Wednesday, December 23, 2009

Who Knew I Was a Commitment-Phobe?

Twelve posts in September, five in October, three in November and ONE in December, if I hurry and post this.

This dismal blogging record is just a symptom of a larger problem that thankfully I addressed in therapy this week! (Thank you, Joanie T., for being so wise.)

My writing inertia is actually the topic of most of my sessions but Tuesday’s session was pivotal in that I finally *got* why I’m so blocked.

First, my working life to this point has been defined by the external. Almost all of my self-confidence came from the recognition I got for my work and for being such a “hard worker.” A writing life does not afford this type of recognition. Writers go for long periods without feedback, except for those nasty little rejection slips.

Second, I haven’t made a commitment to a writing life. I’ve been all talk and no action. Joanie used the word “random” to describe my writing habits. She’s brilliant because that’s exactly what the past three months have been like. I’ve let work (my day job) encroach on my Monday and Friday writing days. I’ve procrastinated by doing laundry, cleaning the cat box and other chores that could and should wait for the weekend when my spouse can help me.

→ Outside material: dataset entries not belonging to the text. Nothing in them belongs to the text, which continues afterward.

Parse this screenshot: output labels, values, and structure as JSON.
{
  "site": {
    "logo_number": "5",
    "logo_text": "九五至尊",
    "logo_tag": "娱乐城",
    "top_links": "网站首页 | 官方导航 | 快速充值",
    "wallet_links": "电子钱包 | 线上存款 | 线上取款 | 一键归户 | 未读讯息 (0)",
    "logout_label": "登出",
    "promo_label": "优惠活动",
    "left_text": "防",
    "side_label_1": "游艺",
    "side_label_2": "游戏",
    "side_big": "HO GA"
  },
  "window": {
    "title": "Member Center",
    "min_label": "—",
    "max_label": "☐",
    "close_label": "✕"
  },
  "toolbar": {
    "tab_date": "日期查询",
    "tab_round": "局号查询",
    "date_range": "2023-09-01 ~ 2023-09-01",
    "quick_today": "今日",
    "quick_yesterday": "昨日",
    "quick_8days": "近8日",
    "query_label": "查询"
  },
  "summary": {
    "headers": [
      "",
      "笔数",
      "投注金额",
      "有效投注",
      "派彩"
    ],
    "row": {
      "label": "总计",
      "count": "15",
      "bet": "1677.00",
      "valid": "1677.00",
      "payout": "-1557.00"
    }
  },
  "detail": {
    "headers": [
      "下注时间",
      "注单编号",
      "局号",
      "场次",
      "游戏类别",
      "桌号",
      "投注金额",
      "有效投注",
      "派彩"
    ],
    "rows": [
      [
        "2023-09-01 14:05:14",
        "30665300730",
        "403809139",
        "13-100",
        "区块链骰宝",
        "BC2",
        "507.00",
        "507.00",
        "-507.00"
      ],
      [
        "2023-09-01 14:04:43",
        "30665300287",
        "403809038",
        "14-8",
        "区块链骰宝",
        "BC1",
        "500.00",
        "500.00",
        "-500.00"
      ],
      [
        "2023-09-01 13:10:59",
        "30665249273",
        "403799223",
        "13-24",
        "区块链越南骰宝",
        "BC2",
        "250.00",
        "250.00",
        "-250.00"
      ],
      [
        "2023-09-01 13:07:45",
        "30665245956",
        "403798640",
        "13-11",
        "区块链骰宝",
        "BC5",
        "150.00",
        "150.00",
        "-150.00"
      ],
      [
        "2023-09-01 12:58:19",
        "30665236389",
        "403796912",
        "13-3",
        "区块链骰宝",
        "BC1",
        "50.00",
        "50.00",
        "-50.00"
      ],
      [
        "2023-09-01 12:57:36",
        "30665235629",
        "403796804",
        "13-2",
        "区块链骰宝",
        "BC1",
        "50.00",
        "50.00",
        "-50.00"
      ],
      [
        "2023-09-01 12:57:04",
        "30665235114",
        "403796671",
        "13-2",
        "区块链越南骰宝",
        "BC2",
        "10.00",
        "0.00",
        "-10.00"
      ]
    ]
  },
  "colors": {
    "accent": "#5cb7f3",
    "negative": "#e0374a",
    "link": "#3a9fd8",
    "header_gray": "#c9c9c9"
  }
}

My analysis: on a subconscious level, I’ve not committed to a writing life so that when/if I fail, I haven’t invested so much of myself in the effort. FEAR has stopped me from living the life I’m meant to lead.

My square, Type A personality is not responding well to the lack of structure, either. I have an office that I rent for my day job. I have a space to go to -- but I haven’t made it a writer’s space. My goal is to equip it with a comfy chair, a rug, a bookshelf for my lovely books, my intention board, fresh flowers, candles and personal items.

The greatest gift I can give myself this holiday season is to own the mantle of writer.


  1. Mandy... This is beautiful and hard hitting for all of us writting types...

    I remember reading something somewhere that went something like... Writers write. Period.

    Thanks for the wakeup..

  2. Good for you on the breakthrough! It's as if we don't fully commit to the writing so we can tell ourselves it's not our fault when it doesn't go well. For example, "Well, I wasn't trying very hard, so that's why my short story was rejected." It's delusional thinking at best, self-destructive at worst.

    We need to go all in with our writing, starting now.

  3. I am so glad to hear that someone else has the same problems I do committing to a writing time/space/schedule. And yes, it probably has to do with not wanting to blame myself for not doing well. I am a commitment-phobe in other areas of my life, just so you know.
    Even though I have been writing more these days, I still haven't committed to a specific time each day. In my head, as I drive down the road, or walk, I think of things I can write about...and then I go and begin. I usually stick to it until it's done, or continue with it each day. Having a particular subject or time frame really helps. For example, I am housesitting for a week, beginning Dec. 24 and going until Dec. 31. I decided it would be fun (maybe) to write about the experience each day. I have done that...and a few other things - thoughts - have crept in. I just write what comes to mind...I figure I"ll edit later.
    As editor of a weekly paper here, I've combined all my editorials for the year, thinking I might do something with them. Re-reading them has given me some other writing ideas. It's true what they say - writing begets writing. The more you do, the more you WANT to do!! (Just look how long this post is!!)
    What has helped me has been having a comfy place to write, and an easy way to get to, notebook, etc.